Cameras in the courtroom, it would seem, would lead to transparency, allow those unfamiliar with the judicial process to learn what the real thing looks like (say, as opposed to Judge Judy), and overall enhance the appearance of fairness and justice with this new openness.
However, much as scientists have long noted that just the act of observing a human subject that knows it's being observed changes that subject's behavior, it is also very possible that cameras in the courtroom might do this to witnesses, judges, and lawyers. Ameet Sachdev's Chicago Law column in the Chicago Tribune highlighted one trial consultant's take on it.
Alexandra Rudolph, a Chicago trial consultant, points out that "(W)itnesses are much more self-conscious when there is a camera involved. They don't know whether to look at the judge, the jury, or the camera." She goes on to note that witnesses are often more stressed due to concern over how they look on camera, how fluently they speak, and seemingly "unimportant" details like that.
She also notes that jurors are affected by cameras even though they know they are not being recorded. "The camera takes on its own personality. Everybody is aware of it."

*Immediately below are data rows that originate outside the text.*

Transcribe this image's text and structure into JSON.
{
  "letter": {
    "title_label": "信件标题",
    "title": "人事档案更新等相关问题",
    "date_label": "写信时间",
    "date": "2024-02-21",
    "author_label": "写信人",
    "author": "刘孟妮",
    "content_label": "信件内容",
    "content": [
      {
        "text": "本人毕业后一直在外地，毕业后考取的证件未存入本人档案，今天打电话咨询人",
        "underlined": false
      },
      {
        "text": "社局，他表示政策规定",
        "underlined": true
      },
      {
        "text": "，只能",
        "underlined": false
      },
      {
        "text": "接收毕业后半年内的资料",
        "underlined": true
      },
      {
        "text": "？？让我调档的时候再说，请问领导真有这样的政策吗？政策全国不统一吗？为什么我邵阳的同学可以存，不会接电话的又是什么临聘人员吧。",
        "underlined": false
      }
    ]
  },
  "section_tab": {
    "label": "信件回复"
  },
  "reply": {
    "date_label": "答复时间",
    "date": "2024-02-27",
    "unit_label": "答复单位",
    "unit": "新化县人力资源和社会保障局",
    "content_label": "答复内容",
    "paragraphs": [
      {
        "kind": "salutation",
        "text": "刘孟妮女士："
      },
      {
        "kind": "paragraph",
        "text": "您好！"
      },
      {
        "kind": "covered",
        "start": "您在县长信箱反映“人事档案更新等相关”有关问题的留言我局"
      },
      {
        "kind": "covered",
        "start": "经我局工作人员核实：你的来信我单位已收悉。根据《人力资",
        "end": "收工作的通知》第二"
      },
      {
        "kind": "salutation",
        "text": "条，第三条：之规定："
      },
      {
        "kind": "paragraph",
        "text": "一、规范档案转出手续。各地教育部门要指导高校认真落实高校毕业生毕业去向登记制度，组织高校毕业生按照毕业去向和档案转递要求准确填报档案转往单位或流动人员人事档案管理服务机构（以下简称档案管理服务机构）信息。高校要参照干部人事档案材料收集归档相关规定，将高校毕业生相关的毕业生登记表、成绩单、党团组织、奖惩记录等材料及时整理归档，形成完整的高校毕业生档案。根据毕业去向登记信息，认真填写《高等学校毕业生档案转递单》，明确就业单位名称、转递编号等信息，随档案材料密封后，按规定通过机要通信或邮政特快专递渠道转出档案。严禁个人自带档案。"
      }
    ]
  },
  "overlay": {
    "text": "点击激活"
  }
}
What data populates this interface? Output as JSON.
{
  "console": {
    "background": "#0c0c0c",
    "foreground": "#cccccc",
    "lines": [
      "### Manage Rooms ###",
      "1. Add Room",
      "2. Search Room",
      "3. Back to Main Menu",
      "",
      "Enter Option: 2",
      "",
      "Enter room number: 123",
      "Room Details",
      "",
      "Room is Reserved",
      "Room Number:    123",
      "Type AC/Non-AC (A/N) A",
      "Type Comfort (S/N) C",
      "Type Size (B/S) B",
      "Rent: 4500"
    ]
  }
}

Certainly some attorneys are completely comfortable being "on stage," and it is not hard to imagine how the already-theatrical and over-the-top personality of a Sam Adam, Jr. would be perfectly suited to a televised courtroom proceeding. Most trials, however, are numbingly boring, confusing, repetitive, and generally do not feature the beautifully dressed and ultra attractive "television lawyers" populating shows like The Good Wife (prosecutors generally do not wear custom made $3,000.00 suits...but then again no one else does either!).
So while this "sunshine" makes a great deal of sense at first glance, it may turn out to either bore the daylights out of the viewers, or, more significantly, change the behavior of witnesses, judges, or lawyers. Many law firms, especially those that defend automobile negligence claims for "substandard" insurance companies, have actively sought attractive and well-dressed attorneys to serve as their trial lawyers. Many jurors and witnesses become fixated on the admittedly good looking lawyers that they tend to want to "help them out." This is something jurors have confided for years and those defense firms have changed the dynamic of trial. Certainly, cameras in the courtroom could be a great thing for the public at large, especially in high profile cases like the recent trials of former Governor Rod Blagojevich or Springfield Power Broker William Cellini, a trial that featured a juror who basically hid her criminal past. Would cameras have made her even less forthcoming or more so?

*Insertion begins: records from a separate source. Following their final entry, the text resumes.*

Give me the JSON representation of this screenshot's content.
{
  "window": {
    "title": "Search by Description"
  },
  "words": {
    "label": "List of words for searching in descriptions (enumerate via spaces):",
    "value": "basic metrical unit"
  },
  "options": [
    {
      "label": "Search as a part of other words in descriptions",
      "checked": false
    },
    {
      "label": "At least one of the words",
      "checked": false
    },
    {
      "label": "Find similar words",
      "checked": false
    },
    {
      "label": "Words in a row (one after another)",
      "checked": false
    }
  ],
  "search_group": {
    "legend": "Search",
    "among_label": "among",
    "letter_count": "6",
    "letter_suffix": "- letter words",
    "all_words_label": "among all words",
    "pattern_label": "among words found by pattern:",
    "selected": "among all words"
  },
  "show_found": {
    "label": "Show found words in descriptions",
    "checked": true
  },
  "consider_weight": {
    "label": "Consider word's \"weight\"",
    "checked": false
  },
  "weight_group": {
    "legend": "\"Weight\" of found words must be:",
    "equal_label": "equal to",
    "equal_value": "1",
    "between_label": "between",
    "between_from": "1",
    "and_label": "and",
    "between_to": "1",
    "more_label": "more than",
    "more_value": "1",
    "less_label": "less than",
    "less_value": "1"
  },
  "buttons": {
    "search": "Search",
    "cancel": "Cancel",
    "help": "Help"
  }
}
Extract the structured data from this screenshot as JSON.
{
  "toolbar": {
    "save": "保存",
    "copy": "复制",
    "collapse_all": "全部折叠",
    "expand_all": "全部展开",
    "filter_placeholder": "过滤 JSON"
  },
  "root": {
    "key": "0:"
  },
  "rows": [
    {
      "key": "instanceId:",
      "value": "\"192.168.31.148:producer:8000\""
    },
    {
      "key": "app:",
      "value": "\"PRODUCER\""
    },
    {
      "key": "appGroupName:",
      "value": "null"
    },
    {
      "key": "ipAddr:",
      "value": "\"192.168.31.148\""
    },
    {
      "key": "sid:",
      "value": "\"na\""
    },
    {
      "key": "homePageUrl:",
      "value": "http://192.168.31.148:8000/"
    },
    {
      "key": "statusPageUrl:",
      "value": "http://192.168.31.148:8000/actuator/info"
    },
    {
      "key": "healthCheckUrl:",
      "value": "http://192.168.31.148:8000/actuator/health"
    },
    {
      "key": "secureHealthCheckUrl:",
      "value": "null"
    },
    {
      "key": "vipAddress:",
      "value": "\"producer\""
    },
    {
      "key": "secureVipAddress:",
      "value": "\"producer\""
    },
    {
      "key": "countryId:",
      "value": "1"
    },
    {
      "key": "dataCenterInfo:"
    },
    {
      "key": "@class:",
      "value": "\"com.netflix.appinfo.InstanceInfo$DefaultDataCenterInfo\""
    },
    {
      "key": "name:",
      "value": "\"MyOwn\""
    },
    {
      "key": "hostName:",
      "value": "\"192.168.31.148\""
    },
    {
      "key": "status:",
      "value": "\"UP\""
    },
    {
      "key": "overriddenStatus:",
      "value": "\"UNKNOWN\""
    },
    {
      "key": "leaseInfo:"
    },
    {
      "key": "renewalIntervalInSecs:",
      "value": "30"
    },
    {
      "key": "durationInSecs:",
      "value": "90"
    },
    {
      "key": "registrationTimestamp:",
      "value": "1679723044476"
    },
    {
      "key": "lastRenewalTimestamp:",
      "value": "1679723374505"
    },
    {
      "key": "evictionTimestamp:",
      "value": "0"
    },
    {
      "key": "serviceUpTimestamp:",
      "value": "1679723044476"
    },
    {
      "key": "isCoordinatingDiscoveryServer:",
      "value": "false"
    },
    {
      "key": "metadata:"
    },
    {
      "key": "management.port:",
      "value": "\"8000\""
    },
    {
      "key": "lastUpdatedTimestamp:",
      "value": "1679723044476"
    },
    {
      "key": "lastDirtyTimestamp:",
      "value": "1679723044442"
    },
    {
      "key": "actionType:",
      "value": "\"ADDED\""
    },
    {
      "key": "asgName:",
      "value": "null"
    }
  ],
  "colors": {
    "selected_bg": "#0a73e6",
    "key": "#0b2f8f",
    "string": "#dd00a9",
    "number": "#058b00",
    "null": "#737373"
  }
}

In my years as a lawyer, I've certainly seen and heard many interesting, incendiary, and sometimes downright funny things during court proceedings. It would take a sociologist to determine whether any of those moments would have occurred exactly as they did if the actors involved knew they were being watched, recorded, and filmed.

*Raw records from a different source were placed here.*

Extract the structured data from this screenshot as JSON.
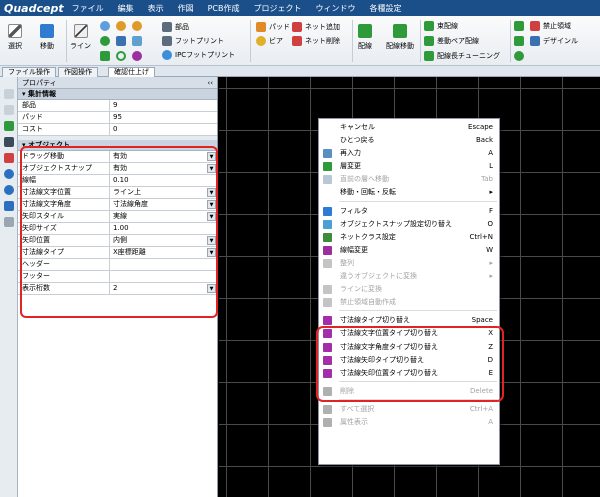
{
  "app": {
    "logo": "Quadcept"
  },
  "menus": [
    "ファイル",
    "編集",
    "表示",
    "作図",
    "PCB作成",
    "プロジェクト",
    "ウィンドウ",
    "各種設定"
  ],
  "ribbon": {
    "select": "選択",
    "move": "移動",
    "line": "ライン",
    "part": "部品",
    "footprint": "フットプリント",
    "ipc_footprint": "IPCフットプリント",
    "pad": "パッド",
    "via": "ビア",
    "net_add": "ネット追加",
    "net_delete": "ネット削除",
    "route": "配線",
    "route_move": "配線移動",
    "interactive_route": "束配線",
    "diff_pair": "差動ペア配線",
    "length_tuning": "配線長チューニング",
    "keepout": "禁止領域",
    "design_rule": "デザインル"
  },
  "tabs": [
    "ファイル操作",
    "作図操作",
    "確認仕上げ"
  ],
  "panel": {
    "title": "プロパティ",
    "close": "‹‹",
    "summary": {
      "title": "集計情報",
      "rows": [
        {
          "k": "部品",
          "v": "9"
        },
        {
          "k": "パッド",
          "v": "95"
        },
        {
          "k": "コスト",
          "v": "0"
        }
      ]
    },
    "object": {
      "title": "オブジェクト",
      "rows": [
        {
          "k": "ドラッグ移動",
          "v": "有効",
          "dd": true
        },
        {
          "k": "オブジェクトスナップ",
          "v": "有効",
          "dd": true
        },
        {
          "k": "線幅",
          "v": "0.10",
          "dd": false
        },
        {
          "k": "寸法線文字位置",
          "v": "ライン上",
          "dd": true
        },
        {
          "k": "寸法線文字角度",
          "v": "寸法線角度",
          "dd": true
        },
        {
          "k": "矢印スタイル",
          "v": "実線",
          "dd": true
        },
        {
          "k": "矢印サイズ",
          "v": "1.00",
          "dd": false
        },
        {
          "k": "矢印位置",
          "v": "内側",
          "dd": true
        },
        {
          "k": "寸法線タイプ",
          "v": "X座標距離",
          "dd": true
        },
        {
          "k": "ヘッダー",
          "v": "",
          "dd": false
        },
        {
          "k": "フッター",
          "v": "",
          "dd": false
        },
        {
          "k": "表示桁数",
          "v": "2",
          "dd": true
        }
      ]
    }
  },
  "context_menu": {
    "items": [
      {
        "type": "item",
        "label": "キャンセル",
        "shortcut": "Escape",
        "icon": "",
        "disabled": false,
        "arrow": false
      },
      {
        "type": "item",
        "label": "ひとつ戻る",
        "shortcut": "Back",
        "icon": "",
        "disabled": false,
        "arrow": false
      },
      {
        "type": "item",
        "label": "再入力",
        "shortcut": "A",
        "icon": "#5a8fc4",
        "disabled": false,
        "arrow": false
      },
      {
        "type": "item",
        "label": "層変更",
        "shortcut": "L",
        "icon": "#2f9a3a",
        "disabled": false,
        "arrow": false
      },
      {
        "type": "item",
        "label": "直前の層へ移動",
        "shortcut": "Tab",
        "icon": "#b7c7d6",
        "disabled": true,
        "arrow": false
      },
      {
        "type": "item",
        "label": "移動・回転・反転",
        "shortcut": "",
        "icon": "",
        "disabled": false,
        "arrow": true
      },
      {
        "type": "sep"
      },
      {
        "type": "item",
        "label": "フィルタ",
        "shortcut": "F",
        "icon": "#2c7bd6",
        "disabled": false,
        "arrow": false
      },
      {
        "type": "item",
        "label": "オブジェクトスナップ設定切り替え",
        "shortcut": "O",
        "icon": "#4a9fd4",
        "disabled": false,
        "arrow": false
      },
      {
        "type": "item",
        "label": "ネットクラス設定",
        "shortcut": "Ctrl+N",
        "icon": "#3a8e3a",
        "disabled": false,
        "arrow": false
      },
      {
        "type": "item",
        "label": "線幅変更",
        "shortcut": "W",
        "icon": "#9c2fa0",
        "disabled": false,
        "arrow": false
      },
      {
        "type": "item",
        "label": "整列",
        "shortcut": "",
        "icon": "#c4c4c4",
        "disabled": true,
        "arrow": true
      },
      {
        "type": "item",
        "label": "違うオブジェクトに変換",
        "shortcut": "",
        "icon": "",
        "disabled": true,
        "arrow": true
      },
      {
        "type": "item",
        "label": "ラインに変換",
        "shortcut": "",
        "icon": "#c4c4c4",
        "disabled": true,
        "arrow": false
      },
      {
        "type": "item",
        "label": "禁止領域自動作成",
        "shortcut": "",
        "icon": "#c4c4c4",
        "disabled": true,
        "arrow": false
      },
      {
        "type": "sep"
      },
      {
        "type": "item",
        "label": "寸法線タイプ切り替え",
        "shortcut": "Space",
        "icon": "#a32ea8",
        "disabled": false,
        "arrow": false
      },
      {
        "type": "item",
        "label": "寸法線文字位置タイプ切り替え",
        "shortcut": "X",
        "icon": "#a32ea8",
        "disabled": false,
        "arrow": false
      },
      {
        "type": "item",
        "label": "寸法線文字角度タイプ切り替え",
        "shortcut": "Z",
        "icon": "#a32ea8",
        "disabled": false,
        "arrow": false
      },
      {
        "type": "item",
        "label": "寸法線矢印タイプ切り替え",
        "shortcut": "D",
        "icon": "#a32ea8",
        "disabled": false,
        "arrow": false
      },
      {
        "type": "item",
        "label": "寸法線矢印位置タイプ切り替え",
        "shortcut": "E",
        "icon": "#a32ea8",
        "disabled": false,
        "arrow": false
      },
      {
        "type": "sep"
      },
      {
        "type": "item",
        "label": "削除",
        "shortcut": "Delete",
        "icon": "#b0b0b0",
        "disabled": true,
        "arrow": false
      },
      {
        "type": "sep"
      },
      {
        "type": "item",
        "label": "すべて選択",
        "shortcut": "Ctrl+A",
        "icon": "#b0b0b0",
        "disabled": true,
        "arrow": false
      },
      {
        "type": "item",
        "label": "属性表示",
        "shortcut": "A",
        "icon": "#b0b0b0",
        "disabled": true,
        "arrow": false
      }
    ]
  }
}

Soon, we'll get to find out.
Feel free to email me with your comments. I'd love to hear them!